Task prompt | Below are some entries; report how many of their lines contain the word "photo", giving nothing besides the number.

*** Dataset content ***

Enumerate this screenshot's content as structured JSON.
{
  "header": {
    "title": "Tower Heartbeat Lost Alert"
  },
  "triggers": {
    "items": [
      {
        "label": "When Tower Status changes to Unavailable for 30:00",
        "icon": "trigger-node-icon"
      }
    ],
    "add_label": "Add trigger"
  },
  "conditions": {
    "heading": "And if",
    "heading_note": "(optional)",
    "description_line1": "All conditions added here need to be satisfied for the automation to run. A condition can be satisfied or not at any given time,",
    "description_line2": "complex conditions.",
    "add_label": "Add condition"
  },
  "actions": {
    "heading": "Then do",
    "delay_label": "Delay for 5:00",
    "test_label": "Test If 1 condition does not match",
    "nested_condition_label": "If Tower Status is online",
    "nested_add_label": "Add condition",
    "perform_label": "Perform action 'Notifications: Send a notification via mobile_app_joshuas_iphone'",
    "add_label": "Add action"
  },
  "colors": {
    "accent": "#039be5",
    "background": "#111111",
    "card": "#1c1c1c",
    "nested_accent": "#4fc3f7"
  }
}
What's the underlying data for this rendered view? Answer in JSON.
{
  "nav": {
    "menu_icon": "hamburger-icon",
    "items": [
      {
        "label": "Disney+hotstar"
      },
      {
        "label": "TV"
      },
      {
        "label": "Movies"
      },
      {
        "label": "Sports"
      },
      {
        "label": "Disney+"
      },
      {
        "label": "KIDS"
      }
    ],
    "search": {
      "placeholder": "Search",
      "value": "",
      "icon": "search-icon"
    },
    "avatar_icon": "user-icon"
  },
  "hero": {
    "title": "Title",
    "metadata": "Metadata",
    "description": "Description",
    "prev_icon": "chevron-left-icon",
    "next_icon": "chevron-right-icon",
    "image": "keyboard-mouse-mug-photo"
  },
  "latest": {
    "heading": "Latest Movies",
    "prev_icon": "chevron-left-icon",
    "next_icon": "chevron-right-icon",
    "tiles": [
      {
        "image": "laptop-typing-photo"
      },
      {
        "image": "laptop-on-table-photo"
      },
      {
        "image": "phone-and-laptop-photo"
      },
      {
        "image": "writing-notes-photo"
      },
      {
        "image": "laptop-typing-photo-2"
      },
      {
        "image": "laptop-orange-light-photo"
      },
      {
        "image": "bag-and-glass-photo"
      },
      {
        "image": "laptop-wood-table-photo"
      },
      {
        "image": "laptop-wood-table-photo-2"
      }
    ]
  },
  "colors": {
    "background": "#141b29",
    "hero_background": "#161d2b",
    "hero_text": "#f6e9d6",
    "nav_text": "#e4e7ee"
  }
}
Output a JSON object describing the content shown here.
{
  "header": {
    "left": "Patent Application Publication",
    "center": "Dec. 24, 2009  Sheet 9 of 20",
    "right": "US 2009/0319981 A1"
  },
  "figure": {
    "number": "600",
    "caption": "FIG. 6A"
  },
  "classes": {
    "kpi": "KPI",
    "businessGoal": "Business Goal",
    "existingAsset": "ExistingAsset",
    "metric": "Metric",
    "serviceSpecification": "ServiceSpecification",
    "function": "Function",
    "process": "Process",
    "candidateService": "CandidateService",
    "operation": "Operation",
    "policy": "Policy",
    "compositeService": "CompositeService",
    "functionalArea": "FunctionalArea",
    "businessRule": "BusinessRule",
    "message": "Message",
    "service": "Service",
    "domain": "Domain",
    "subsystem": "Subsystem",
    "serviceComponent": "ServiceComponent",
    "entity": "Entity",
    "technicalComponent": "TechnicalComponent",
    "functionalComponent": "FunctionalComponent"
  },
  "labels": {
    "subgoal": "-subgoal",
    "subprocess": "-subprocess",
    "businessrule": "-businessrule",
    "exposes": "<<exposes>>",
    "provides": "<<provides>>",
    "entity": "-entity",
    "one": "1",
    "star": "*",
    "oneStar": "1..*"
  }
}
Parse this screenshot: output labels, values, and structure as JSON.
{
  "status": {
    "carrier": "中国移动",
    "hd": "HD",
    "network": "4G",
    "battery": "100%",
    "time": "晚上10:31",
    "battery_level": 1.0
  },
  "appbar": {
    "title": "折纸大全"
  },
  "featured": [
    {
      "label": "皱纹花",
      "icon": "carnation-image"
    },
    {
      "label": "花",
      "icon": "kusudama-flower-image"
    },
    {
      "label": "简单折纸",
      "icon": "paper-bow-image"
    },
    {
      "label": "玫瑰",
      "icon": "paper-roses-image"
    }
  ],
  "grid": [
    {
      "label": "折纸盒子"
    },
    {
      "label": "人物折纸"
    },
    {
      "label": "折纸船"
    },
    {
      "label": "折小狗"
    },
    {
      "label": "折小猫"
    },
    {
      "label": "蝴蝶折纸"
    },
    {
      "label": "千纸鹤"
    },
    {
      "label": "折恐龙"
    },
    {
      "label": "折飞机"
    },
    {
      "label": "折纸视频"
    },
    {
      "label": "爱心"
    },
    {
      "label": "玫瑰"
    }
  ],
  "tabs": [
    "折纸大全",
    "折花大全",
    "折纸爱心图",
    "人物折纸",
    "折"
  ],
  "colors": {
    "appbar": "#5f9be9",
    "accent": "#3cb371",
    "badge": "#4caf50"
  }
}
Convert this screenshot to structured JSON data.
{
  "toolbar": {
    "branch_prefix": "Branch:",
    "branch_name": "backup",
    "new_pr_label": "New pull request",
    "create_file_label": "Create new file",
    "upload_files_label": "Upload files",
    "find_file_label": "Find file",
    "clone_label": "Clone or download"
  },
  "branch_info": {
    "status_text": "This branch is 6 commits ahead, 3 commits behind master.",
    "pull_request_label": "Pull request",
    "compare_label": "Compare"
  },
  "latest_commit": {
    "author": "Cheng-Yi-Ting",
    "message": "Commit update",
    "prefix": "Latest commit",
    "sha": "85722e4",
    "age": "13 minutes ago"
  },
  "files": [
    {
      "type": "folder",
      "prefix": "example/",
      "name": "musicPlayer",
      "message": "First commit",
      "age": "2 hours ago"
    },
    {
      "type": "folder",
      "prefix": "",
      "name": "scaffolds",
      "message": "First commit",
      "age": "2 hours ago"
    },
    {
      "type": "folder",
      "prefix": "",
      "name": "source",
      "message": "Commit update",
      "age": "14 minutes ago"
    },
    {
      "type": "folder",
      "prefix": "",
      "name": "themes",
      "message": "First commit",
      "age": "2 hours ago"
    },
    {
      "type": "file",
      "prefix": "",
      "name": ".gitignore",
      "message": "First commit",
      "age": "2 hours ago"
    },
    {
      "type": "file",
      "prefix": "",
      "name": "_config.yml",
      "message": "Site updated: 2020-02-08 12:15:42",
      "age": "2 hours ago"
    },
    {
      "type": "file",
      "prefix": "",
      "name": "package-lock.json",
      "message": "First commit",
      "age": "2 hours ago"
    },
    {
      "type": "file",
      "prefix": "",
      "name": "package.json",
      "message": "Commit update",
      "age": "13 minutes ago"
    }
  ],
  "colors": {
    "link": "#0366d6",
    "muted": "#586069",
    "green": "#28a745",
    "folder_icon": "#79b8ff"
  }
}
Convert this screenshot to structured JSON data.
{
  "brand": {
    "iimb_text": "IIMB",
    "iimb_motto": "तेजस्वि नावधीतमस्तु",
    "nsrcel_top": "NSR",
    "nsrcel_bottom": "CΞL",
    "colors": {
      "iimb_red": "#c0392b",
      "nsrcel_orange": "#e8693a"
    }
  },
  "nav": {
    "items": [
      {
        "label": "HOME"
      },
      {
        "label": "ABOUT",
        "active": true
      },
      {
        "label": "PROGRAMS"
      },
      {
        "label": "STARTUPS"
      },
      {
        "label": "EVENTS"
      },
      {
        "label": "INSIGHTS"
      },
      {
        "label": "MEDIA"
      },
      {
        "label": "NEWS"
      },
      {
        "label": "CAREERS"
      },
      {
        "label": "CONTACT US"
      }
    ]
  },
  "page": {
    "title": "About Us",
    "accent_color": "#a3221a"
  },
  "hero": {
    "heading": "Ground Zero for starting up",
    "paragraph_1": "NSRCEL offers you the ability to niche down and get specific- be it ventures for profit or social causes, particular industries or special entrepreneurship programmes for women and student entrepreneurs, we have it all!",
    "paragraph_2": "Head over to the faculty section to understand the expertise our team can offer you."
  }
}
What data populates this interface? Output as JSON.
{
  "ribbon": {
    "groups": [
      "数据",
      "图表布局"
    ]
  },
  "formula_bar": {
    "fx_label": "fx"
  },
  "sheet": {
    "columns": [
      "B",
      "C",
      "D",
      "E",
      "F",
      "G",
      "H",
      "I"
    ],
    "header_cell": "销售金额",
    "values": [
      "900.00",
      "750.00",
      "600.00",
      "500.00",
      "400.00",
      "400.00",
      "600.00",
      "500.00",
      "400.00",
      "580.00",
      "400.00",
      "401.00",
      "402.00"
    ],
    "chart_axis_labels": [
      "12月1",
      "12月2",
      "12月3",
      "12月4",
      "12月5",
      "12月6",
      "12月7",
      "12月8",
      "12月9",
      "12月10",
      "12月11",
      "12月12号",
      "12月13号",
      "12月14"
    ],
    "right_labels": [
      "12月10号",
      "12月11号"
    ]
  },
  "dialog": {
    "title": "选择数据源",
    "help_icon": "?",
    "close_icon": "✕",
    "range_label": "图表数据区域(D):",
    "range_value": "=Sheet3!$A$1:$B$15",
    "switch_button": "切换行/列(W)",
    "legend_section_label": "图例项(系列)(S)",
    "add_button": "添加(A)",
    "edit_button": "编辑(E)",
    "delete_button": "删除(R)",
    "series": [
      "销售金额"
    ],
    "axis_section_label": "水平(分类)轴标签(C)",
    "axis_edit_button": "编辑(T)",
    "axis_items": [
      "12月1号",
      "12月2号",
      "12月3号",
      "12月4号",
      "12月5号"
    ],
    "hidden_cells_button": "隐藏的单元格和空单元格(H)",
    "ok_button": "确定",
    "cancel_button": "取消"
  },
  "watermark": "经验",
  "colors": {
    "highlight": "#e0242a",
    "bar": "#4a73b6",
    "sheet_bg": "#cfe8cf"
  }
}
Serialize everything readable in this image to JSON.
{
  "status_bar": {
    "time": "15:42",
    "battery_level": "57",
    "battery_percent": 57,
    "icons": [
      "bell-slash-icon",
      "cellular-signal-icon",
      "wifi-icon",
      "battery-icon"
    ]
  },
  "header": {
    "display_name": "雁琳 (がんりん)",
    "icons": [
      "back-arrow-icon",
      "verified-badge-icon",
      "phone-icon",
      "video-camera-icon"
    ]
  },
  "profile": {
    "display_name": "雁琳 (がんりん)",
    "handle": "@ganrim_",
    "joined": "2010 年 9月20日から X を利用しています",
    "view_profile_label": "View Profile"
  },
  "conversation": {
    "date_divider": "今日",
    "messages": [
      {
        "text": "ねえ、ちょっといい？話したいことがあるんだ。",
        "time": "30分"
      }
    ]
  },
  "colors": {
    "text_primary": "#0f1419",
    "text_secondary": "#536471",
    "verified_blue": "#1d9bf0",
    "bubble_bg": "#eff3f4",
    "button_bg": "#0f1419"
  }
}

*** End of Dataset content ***

Task solution | 10